Report from Xunwu
Stanford University Press, 1989
Cloth: 978-0-8047-1678-9 | Paper: 978-0-8047-2182-0
ABOUT THIS BOOK
| REQUEST ACCESSIBLE FILE
| BUY THIS BOOK
ABOUT THIS BOOK
Long described as lost, this report was the result of Mao Zedong's investigation in 1930 of the people, economy, society, and history of the obscure rural county of Xunwu in South China. An extraordinary document that far exceeds in scope and depth Mao's other investigative reports on rural China. The report is a rich source of information on rural administration, commerce, transportation, communication, education, land tenure, taxation, religion, diverse social relations and practices and struggle in one obscure area that was a microcosm of China. Thompson has translated and presented Mao's report with extensive notes. The book is designed to welcome non-specialists, and it will be welcomed by those interested in the Chinese countryside, comparative revolution, and historical anthropology. Because Mao's report on Xunwu was part of a revolutionary program, the report raises complex questions about academic and activist readings of social realities.
TABLE OF CONTENTS
- REPORT FROM XUNWU
- Administrative Jurisdictions in Xunwu
- Transportation and Communication in Xunwu
- Traditional Land Relationships in Xunwu
- The Land Struggle in Xunwu
- Currency and Prices in Xunwu
- Weights and Measures in Xunwu
- Qing Examination Degrees Held by Xunwu Men
- REFERENCE MATTER
- Twelve pages of photographs follow p. 134.
- For maps of southeast China and Xunwu County, see pp. 50–51.
REQUEST ACCESSIBLE FILE
BiblioVault may have an electronic file which would meet your requirements for this title:

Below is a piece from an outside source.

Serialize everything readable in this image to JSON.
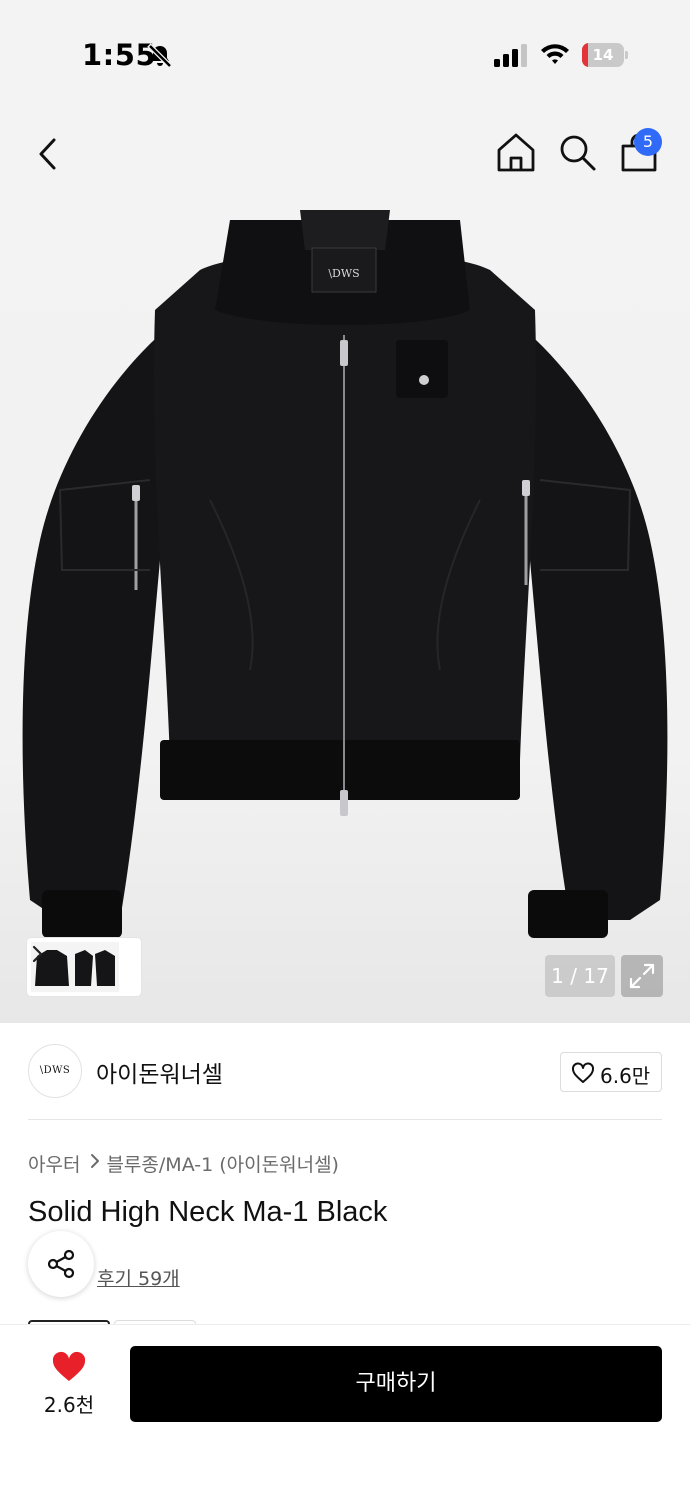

BUY THIS BOOK
Available from Stanford University Press in: cloth, paper.
BUY FROM PUBLISHER